_What to work on_. Which lines of the entries contain the string "Settings"? Please find them and copy them.

[Component data from apps and pages]
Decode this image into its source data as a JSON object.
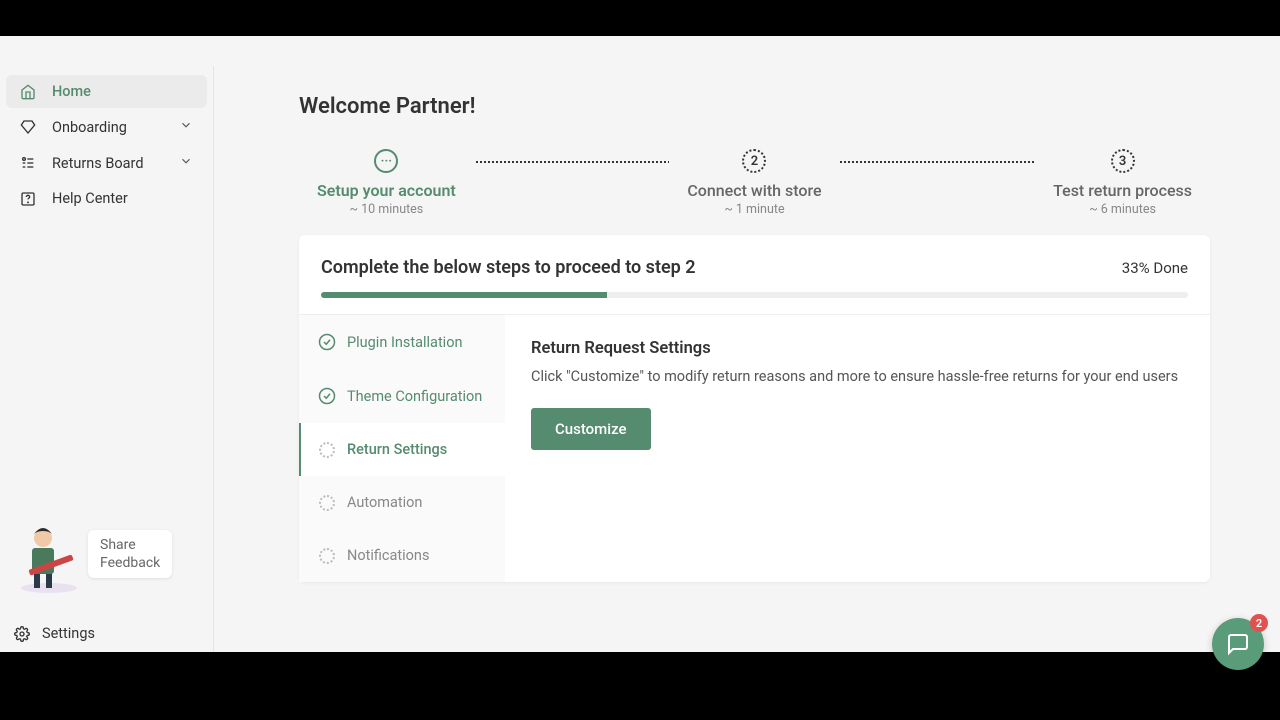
{
  "sidebar": {
    "items": [
      {
        "label": "Home",
        "active": true,
        "icon": "home",
        "expandable": false
      },
      {
        "label": "Onboarding",
        "active": false,
        "icon": "diamond",
        "expandable": true
      },
      {
        "label": "Returns Board",
        "active": false,
        "icon": "list",
        "expandable": true
      },
      {
        "label": "Help Center",
        "active": false,
        "icon": "help",
        "expandable": false
      }
    ],
    "feedback": {
      "line1": "Share",
      "line2": "Feedback"
    },
    "settings": "Settings"
  },
  "main": {
    "welcome": "Welcome Partner!",
    "stepper": [
      {
        "num": "···",
        "title": "Setup your account",
        "time": "~ 10 minutes",
        "active": true
      },
      {
        "num": "2",
        "title": "Connect with store",
        "time": "~ 1 minute",
        "active": false
      },
      {
        "num": "3",
        "title": "Test return process",
        "time": "~ 6 minutes",
        "active": false
      }
    ],
    "card": {
      "title": "Complete the below steps to proceed to step 2",
      "done": "33% Done",
      "progress": 33,
      "substeps": [
        {
          "label": "Plugin Installation",
          "state": "done"
        },
        {
          "label": "Theme Configuration",
          "state": "done"
        },
        {
          "label": "Return Settings",
          "state": "current"
        },
        {
          "label": "Automation",
          "state": "pending"
        },
        {
          "label": "Notifications",
          "state": "pending"
        }
      ],
      "detail": {
        "title": "Return Request Settings",
        "text": "Click \"Customize\" to modify return reasons and more to ensure hassle-free returns for your end users",
        "button": "Customize"
      }
    }
  },
  "chat": {
    "badge": "2"
  }
}
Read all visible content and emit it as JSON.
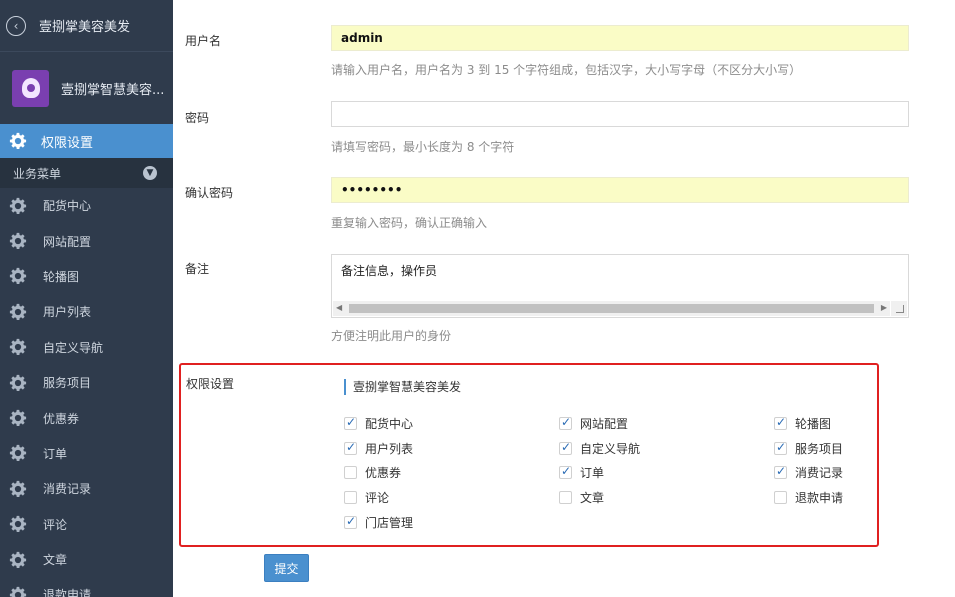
{
  "sidebar": {
    "top_title": "壹捌掌美容美发",
    "profile_name": "壹捌掌智慧美容...",
    "active_item": "权限设置",
    "section_title": "业务菜单",
    "items": [
      {
        "label": "配货中心"
      },
      {
        "label": "网站配置"
      },
      {
        "label": "轮播图"
      },
      {
        "label": "用户列表"
      },
      {
        "label": "自定义导航"
      },
      {
        "label": "服务项目"
      },
      {
        "label": "优惠券"
      },
      {
        "label": "订单"
      },
      {
        "label": "消费记录"
      },
      {
        "label": "评论"
      },
      {
        "label": "文章"
      },
      {
        "label": "退款申请"
      }
    ]
  },
  "form": {
    "username": {
      "label": "用户名",
      "value": "admin",
      "hint": "请输入用户名，用户名为 3 到 15 个字符组成，包括汉字，大小写字母（不区分大小写）"
    },
    "password": {
      "label": "密码",
      "value": "",
      "hint": "请填写密码，最小长度为 8 个字符"
    },
    "confirm": {
      "label": "确认密码",
      "value": "••••••••",
      "hint": "重复输入密码，确认正确输入"
    },
    "remark": {
      "label": "备注",
      "value": "备注信息，操作员",
      "hint": "方便注明此用户的身份"
    },
    "permissions": {
      "label": "权限设置",
      "group_title": "壹捌掌智慧美容美发",
      "options": [
        {
          "label": "配货中心",
          "checked": true
        },
        {
          "label": "网站配置",
          "checked": true
        },
        {
          "label": "轮播图",
          "checked": true
        },
        {
          "label": "用户列表",
          "checked": true
        },
        {
          "label": "自定义导航",
          "checked": true
        },
        {
          "label": "服务项目",
          "checked": true
        },
        {
          "label": "优惠券",
          "checked": false
        },
        {
          "label": "订单",
          "checked": true
        },
        {
          "label": "消费记录",
          "checked": true
        },
        {
          "label": "评论",
          "checked": false
        },
        {
          "label": "文章",
          "checked": false
        },
        {
          "label": "退款申请",
          "checked": false
        },
        {
          "label": "门店管理",
          "checked": true
        }
      ]
    },
    "submit_label": "提交"
  },
  "colors": {
    "sidebar_bg": "#2f3b4c",
    "accent": "#4a90cf",
    "highlight_border": "#e02020",
    "autofill_bg": "#fafcc6"
  }
}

_Written answer_.
    "settings": "Settings"
          "label": "Return Settings",
        "title": "Return Request Settings",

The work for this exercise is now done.